The NIST gonio-spectroradiometer is used to measure total spectral radiant flux (TSRF) of incandescent lamps. The instrument consists of a 3-axis scanning mechanism; an array spectroradiometer equipped with a fast, cooled (-10oC) charged-coupled device (CCD), and a computer system that controls the instrument’s motion and acquires data.

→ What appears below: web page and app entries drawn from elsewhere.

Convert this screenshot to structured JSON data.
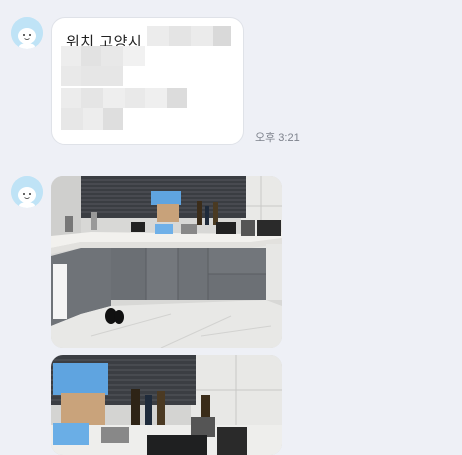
{
  "chat": {
    "messages": [
      {
        "type": "text",
        "text": "위치 고양시",
        "timestamp": "오후 3:21"
      },
      {
        "type": "image",
        "icon": "kitchen-photo"
      },
      {
        "type": "image",
        "icon": "kitchen-photo"
      }
    ]
  },
  "colors": {
    "background": "#eef0f6",
    "bubble": "#ffffff",
    "avatar": "#bfe3f6",
    "timestamp": "#7d828c"
  }
}
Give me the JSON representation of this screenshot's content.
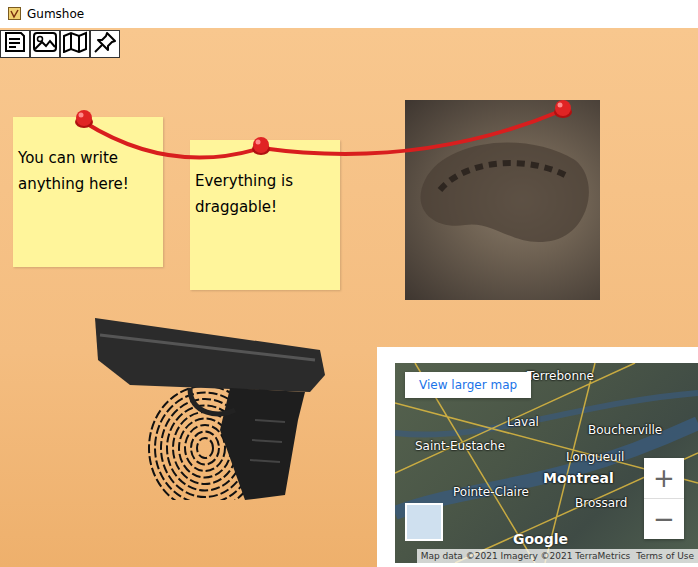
{
  "window": {
    "title": "Gumshoe"
  },
  "notes": [
    {
      "text": "You can write anything here!"
    },
    {
      "text": "Everything is draggable!"
    }
  ],
  "map": {
    "link": "View larger map",
    "labels": [
      {
        "text": "Terrebonne"
      },
      {
        "text": "Laval"
      },
      {
        "text": "Boucherville"
      },
      {
        "text": "Saint-Eustache"
      },
      {
        "text": "Longueuil"
      },
      {
        "text": "Montreal"
      },
      {
        "text": "Pointe-Claire"
      },
      {
        "text": "Brossard"
      }
    ],
    "zoom_in": "+",
    "zoom_out": "−",
    "logo": "Google",
    "attribution": "Map data ©2021 Imagery ©2021 TerraMetrics",
    "terms": "Terms of Use"
  }
}
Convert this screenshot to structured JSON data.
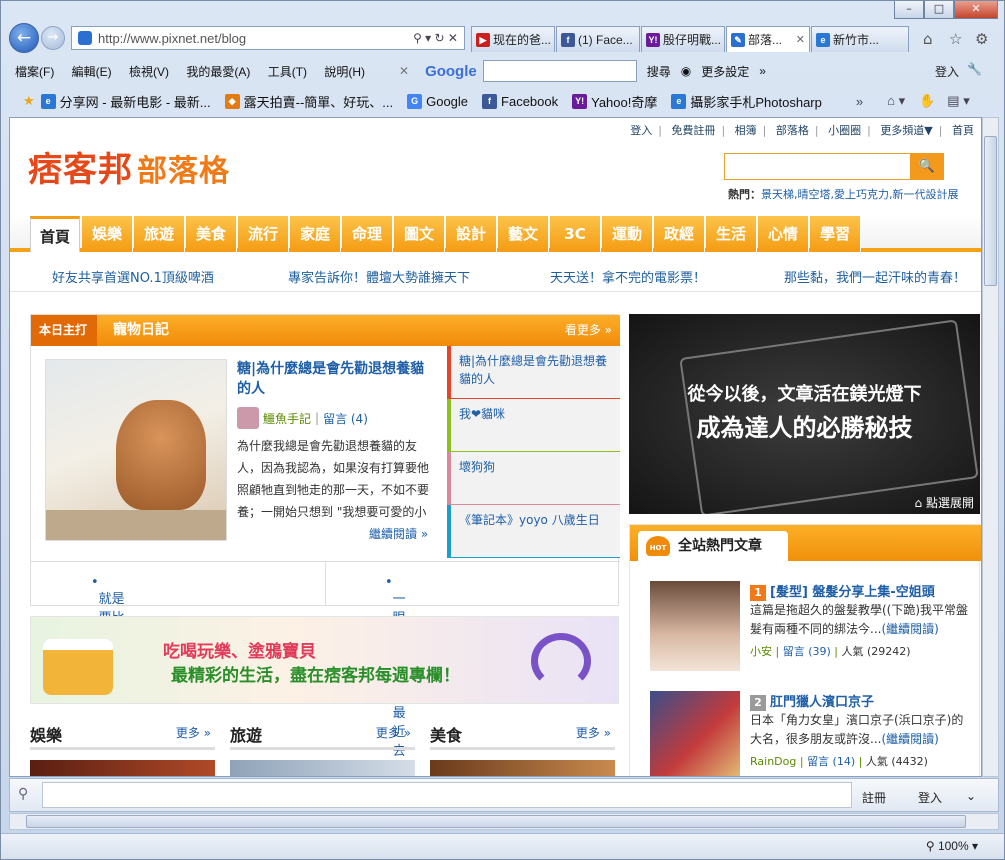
{
  "browser": {
    "address": "http://www.pixnet.net/blog",
    "address_controls": "⚲ ▾ ↻ ✕",
    "tabs": [
      {
        "label": "现在的爸...",
        "icon_color": "#cc1f1f",
        "icon_text": "▶"
      },
      {
        "label": "(1) Face...",
        "icon_color": "#3b5998",
        "icon_text": "f"
      },
      {
        "label": "殷仔明戰...",
        "icon_color": "#6a1b9a",
        "icon_text": "Y!"
      },
      {
        "label": "部落...",
        "icon_color": "#2b6fd1",
        "icon_text": "✎",
        "active": true
      },
      {
        "label": "新竹市...",
        "icon_color": "#2a77d4",
        "icon_text": "e"
      }
    ],
    "menu": [
      "檔案(F)",
      "編輯(E)",
      "檢視(V)",
      "我的最愛(A)",
      "工具(T)",
      "說明(H)"
    ],
    "google_label": "Google",
    "google_search_label": "搜尋",
    "more_settings": "更多設定",
    "login": "登入",
    "favorites": [
      {
        "label": "分享网 - 最新电影 - 最新...",
        "icon_color": "#2a77d4",
        "icon_text": "e"
      },
      {
        "label": "露天拍賣--簡單、好玩、...",
        "icon_color": "#e47a12",
        "icon_text": "◆"
      },
      {
        "label": "Google",
        "icon_color": "#4285f4",
        "icon_text": "G"
      },
      {
        "label": "Facebook",
        "icon_color": "#3b5998",
        "icon_text": "f"
      },
      {
        "label": "Yahoo!奇摩",
        "icon_color": "#6a1b9a",
        "icon_text": "Y!"
      },
      {
        "label": "攝影家手札Photosharp",
        "icon_color": "#2a77d4",
        "icon_text": "e"
      }
    ],
    "find_buttons": [
      "註冊",
      "登入"
    ],
    "zoom": "100%"
  },
  "site": {
    "top_links": [
      "登入",
      "免費註冊",
      "相簿",
      "部落格",
      "小圈圈",
      "更多頻道▼",
      "首頁"
    ],
    "logo": "痞客邦",
    "logo_sub": "部落格",
    "search_button": "🔍",
    "hot_label": "熱門：",
    "hot_terms": "景天梯,晴空塔,愛上巧克力,新一代設計展",
    "categories": [
      "首頁",
      "娛樂",
      "旅遊",
      "美食",
      "流行",
      "家庭",
      "命理",
      "圖文",
      "設計",
      "藝文",
      "3C",
      "運動",
      "政經",
      "生活",
      "心情",
      "學習"
    ],
    "promos": [
      "好友共享首選NO.1頂級啤酒",
      "專家告訴你！體壇大勢誰擁天下",
      "天天送！拿不完的電影票！",
      "那些黏，我們一起汗味的青春！"
    ],
    "featured": {
      "tag": "本日主打",
      "title": "寵物日記",
      "more": "看更多 »",
      "post_title": "糖|為什麼總是會先勸退想養貓的人",
      "author": "鱷魚手記",
      "comments": "留言 (4)",
      "excerpt": "為什麼我總是會先勸退想養貓的友人，因為我認為，如果沒有打算要他照顧牠直到牠走的那一天，不如不要養；一開始只想到 \"我想要可愛的小",
      "read_more": "繼續閱讀 »",
      "list": [
        {
          "label": "糖|為什麼總是會先勸退想養貓的人",
          "color": "#e8442a"
        },
        {
          "label": "我❤貓咪",
          "color": "#8dbf22"
        },
        {
          "label": "壞狗狗",
          "color": "#d9899a"
        },
        {
          "label": "《筆記本》yoyo 八歲生日",
          "color": "#1b9ec9"
        }
      ],
      "bottom": [
        "就是要比別人快一步分享！",
        "一眼就看出你最近去了哪裡"
      ]
    },
    "banner": {
      "line1": "吃喝玩樂、塗鴉寶貝",
      "line2": "最精彩的生活，盡在痞客邦每週專欄！"
    },
    "sections": [
      {
        "title": "娛樂",
        "more": "更多 »"
      },
      {
        "title": "旅遊",
        "more": "更多 »"
      },
      {
        "title": "美食",
        "more": "更多 »"
      }
    ],
    "dark_banner": {
      "line1": "從今以後，文章活在鎂光燈下",
      "line2": "成為達人的必勝秘技",
      "cta": "點選展開"
    },
    "hot_articles": {
      "title": "全站熱門文章",
      "badge": "HOT",
      "items": [
        {
          "rank": "1",
          "title": "[髮型] 盤髮分享上集-空姐頭",
          "excerpt": "這篇是拖超久的盤髮教學((下跪)我平常盤髮有兩種不同的綁法今...",
          "read": "(繼續閱讀)",
          "author": "小安",
          "comments": "留言 (39)",
          "views": "人氣 (29242)"
        },
        {
          "rank": "2",
          "title": "肛門獵人濱口京子",
          "excerpt": "日本「角力女皇」濱口京子(浜口京子)的大名，很多朋友或許沒...",
          "read": "(繼續閱讀)",
          "author": "RainDog",
          "comments": "留言 (14)",
          "views": "人氣 (4432)"
        }
      ]
    }
  }
}
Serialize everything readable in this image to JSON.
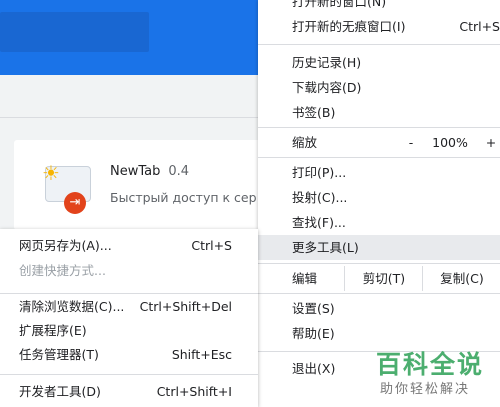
{
  "background": {
    "extension": {
      "name": "NewTab",
      "version": "0.4",
      "description": "Быстрый доступ к сер"
    }
  },
  "main_menu": {
    "items_top": [
      {
        "label": "打开新的窗口(N)",
        "shortcut": ""
      },
      {
        "label": "打开新的无痕窗口(I)",
        "shortcut": "Ctrl+S"
      }
    ],
    "items_history": [
      {
        "label": "历史记录(H)"
      },
      {
        "label": "下载内容(D)"
      },
      {
        "label": "书签(B)"
      }
    ],
    "zoom": {
      "label": "缩放",
      "minus": "-",
      "value": "100%",
      "plus": "+"
    },
    "items_print": [
      {
        "label": "打印(P)..."
      },
      {
        "label": "投射(C)..."
      },
      {
        "label": "查找(F)..."
      },
      {
        "label": "更多工具(L)"
      }
    ],
    "edit": {
      "label": "编辑",
      "cut": "剪切(T)",
      "copy": "复制(C)"
    },
    "items_settings": [
      {
        "label": "设置(S)"
      },
      {
        "label": "帮助(E)"
      }
    ],
    "exit": {
      "label": "退出(X)"
    }
  },
  "sub_menu": {
    "items": [
      {
        "label": "网页另存为(A)...",
        "shortcut": "Ctrl+S"
      },
      {
        "label": "创建快捷方式...",
        "shortcut": ""
      },
      {
        "label": "清除浏览数据(C)...",
        "shortcut": "Ctrl+Shift+Del"
      },
      {
        "label": "扩展程序(E)",
        "shortcut": ""
      },
      {
        "label": "任务管理器(T)",
        "shortcut": "Shift+Esc"
      },
      {
        "label": "开发者工具(D)",
        "shortcut": "Ctrl+Shift+I"
      }
    ]
  },
  "watermark": {
    "title": "百科全说",
    "subtitle": "助你轻松解决"
  }
}
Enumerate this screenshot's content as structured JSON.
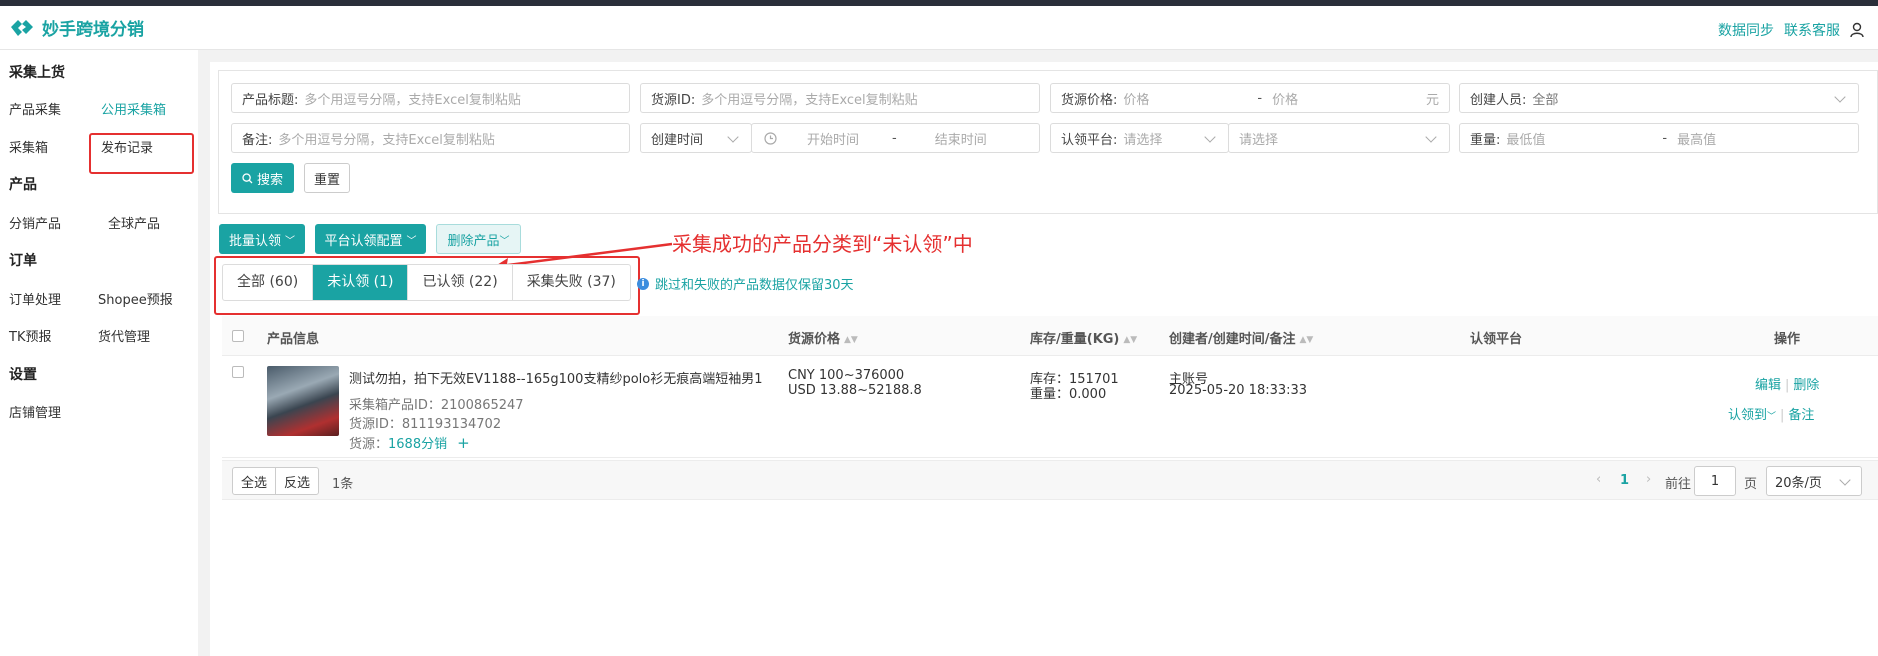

The short arm of the 3-axis scanning mechanism is used to set up the lighting orientation of a test lamp. The long arm rotates the irradiance head of the spectroradiometer around the θ axis. And, the lamp holder rotates around the φ axis. The dead angle of θ is ± 3 degrees due to the mechanism of the lamp holder (that is, 0o < θ < 177o). The scanning motors for both θ and φ axes stop when a measurement occurs. For a scanning angle interval of 10o for both θ and φ, the total time for measuring a test lamp is approximately one hour.
On the long arm of the 3-axis scanning mechanism, an irradiance head with approximate cosine response (a UV transmissive diffuser with diameter of 15 mm) is mounted to end and has a rotation radius for θ of ≈1.25 m. Errors from scattered ambient stray light are minimized with a hood mounted on the irradiance head to limit the field of view within the light trap mounted on the other end of the long arm.
Attached to the fixed frame of the gonio-spectroradiometer is the CCD array spectroradiometer. A 5 m quartz fiber bundle couples the rotating irradiance head to the stationary array spectroradiometer. The twisting effect of the fiber bundle on the responsivity of the spectroradiometer was tested to be less than 0.1 %. Two spectral irradiance standard FEL lamps are used to calibrate the spectroradiometer with the arm of the irradiance head oriented horizontal (θ = 90°).
Nonlinearities in the signal and errors from spectral stray light have been characterized and corrected for the spectroradiometer. Corrections are applied for all measurements. This includes the standard FEL lamps measurements (for relative spectral irradiance responsivity calibration) and the test lamp measurements at every viewing angle.